(Data about app and page elements)
|---|

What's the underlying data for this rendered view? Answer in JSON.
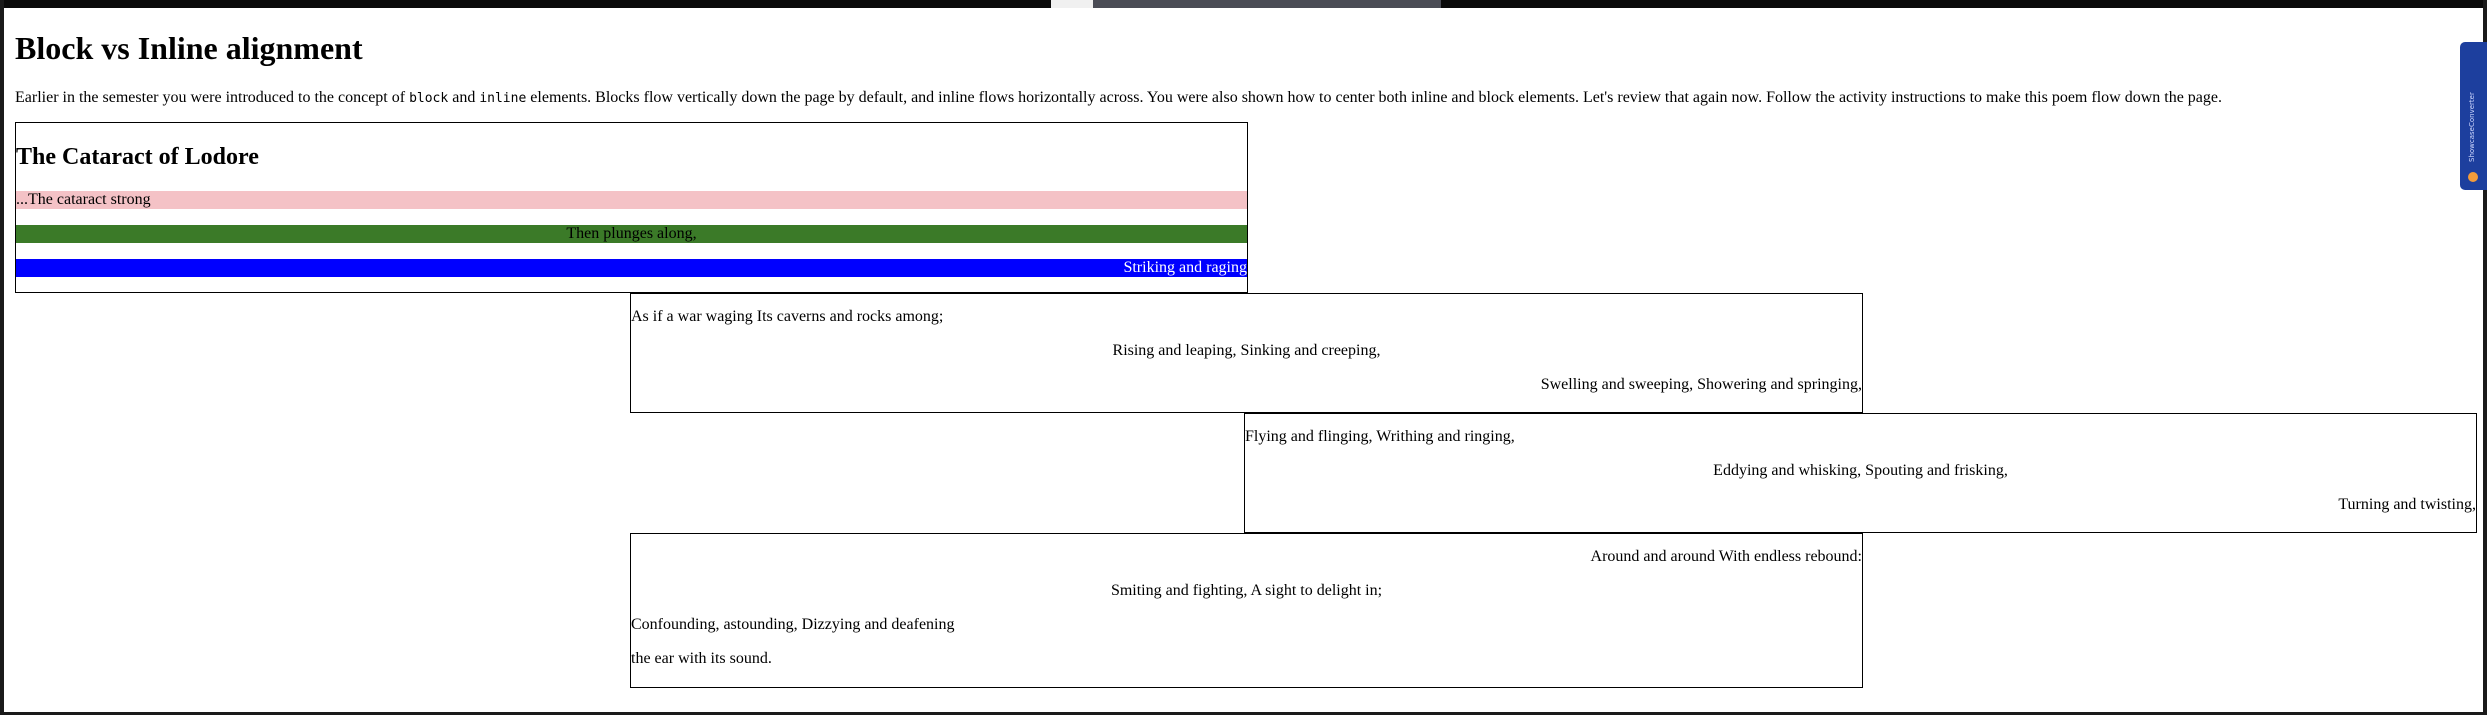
{
  "page": {
    "title": "Block vs Inline alignment",
    "intro": {
      "before_block": "Earlier in the semester you were introduced to the concept of ",
      "block_code": "block",
      "between": " and ",
      "inline_code": "inline",
      "after": " elements. Blocks flow vertically down the page by default, and inline flows horizontally across. You were also shown how to center both inline and block elements. Let's review that again now. Follow the activity instructions to make this poem flow down the page."
    }
  },
  "poem": {
    "title": "The Cataract of Lodore",
    "bars": {
      "pink": "...The cataract strong",
      "green": "Then plunges along,",
      "blue": "Striking and raging"
    },
    "stanza_1": {
      "line_1": "As if a war waging Its caverns and rocks among;",
      "line_2": "Rising and leaping, Sinking and creeping,",
      "line_3": "Swelling and sweeping, Showering and springing,"
    },
    "stanza_2": {
      "line_1": "Flying and flinging, Writhing and ringing,",
      "line_2": "Eddying and whisking, Spouting and frisking,",
      "line_3": "Turning and twisting,"
    },
    "stanza_3": {
      "line_1": "Around and around With endless rebound:",
      "line_2": "Smiting and fighting, A sight to delight in;",
      "line_3": "Confounding, astounding, Dizzying and deafening",
      "line_4": "the ear with its sound."
    }
  },
  "extension": {
    "label": "ShowcaseConverter",
    "icon": "extension-icon",
    "color": "#1d3f9e"
  },
  "colors": {
    "pink_bar": "#f4c2c6",
    "green_bar": "#3b7a28",
    "blue_bar": "#0000ff"
  }
}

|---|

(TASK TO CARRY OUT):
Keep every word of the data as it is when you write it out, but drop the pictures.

(SOLUTION TO THIS EXERCISE):
What's the underlying data for this rendered view? Answer in JSON.
{
  "page": {
    "title": "Block vs Inline alignment",
    "intro": {
      "before_block": "Earlier in the semester you were introduced to the concept of ",
      "block_code": "block",
      "between": " and ",
      "inline_code": "inline",
      "after": " elements. Blocks flow vertically down the page by default, and inline flows horizontally across. You were also shown how to center both inline and block elements. Let's review that again now. Follow the activity instructions to make this poem flow down the page."
    }
  },
  "poem": {
    "title": "The Cataract of Lodore",
    "bars": {
      "pink": "...The cataract strong",
      "green": "Then plunges along,",
      "blue": "Striking and raging"
    },
    "stanza_1": {
      "line_1": "As if a war waging Its caverns and rocks among;",
      "line_2": "Rising and leaping, Sinking and creeping,",
      "line_3": "Swelling and sweeping, Showering and springing,"
    },
    "stanza_2": {
      "line_1": "Flying and flinging, Writhing and ringing,",
      "line_2": "Eddying and whisking, Spouting and frisking,",
      "line_3": "Turning and twisting,"
    },
    "stanza_3": {
      "line_1": "Around and around With endless rebound:",
      "line_2": "Smiting and fighting, A sight to delight in;",
      "line_3": "Confounding, astounding, Dizzying and deafening",
      "line_4": "the ear with its sound."
    }
  },
  "extension": {
    "label": "ShowcaseConverter",
    "icon": "extension-icon",
    "color": "#1d3f9e"
  },
  "colors": {
    "pink_bar": "#f4c2c6",
    "green_bar": "#3b7a28",
    "blue_bar": "#0000ff"
  }
}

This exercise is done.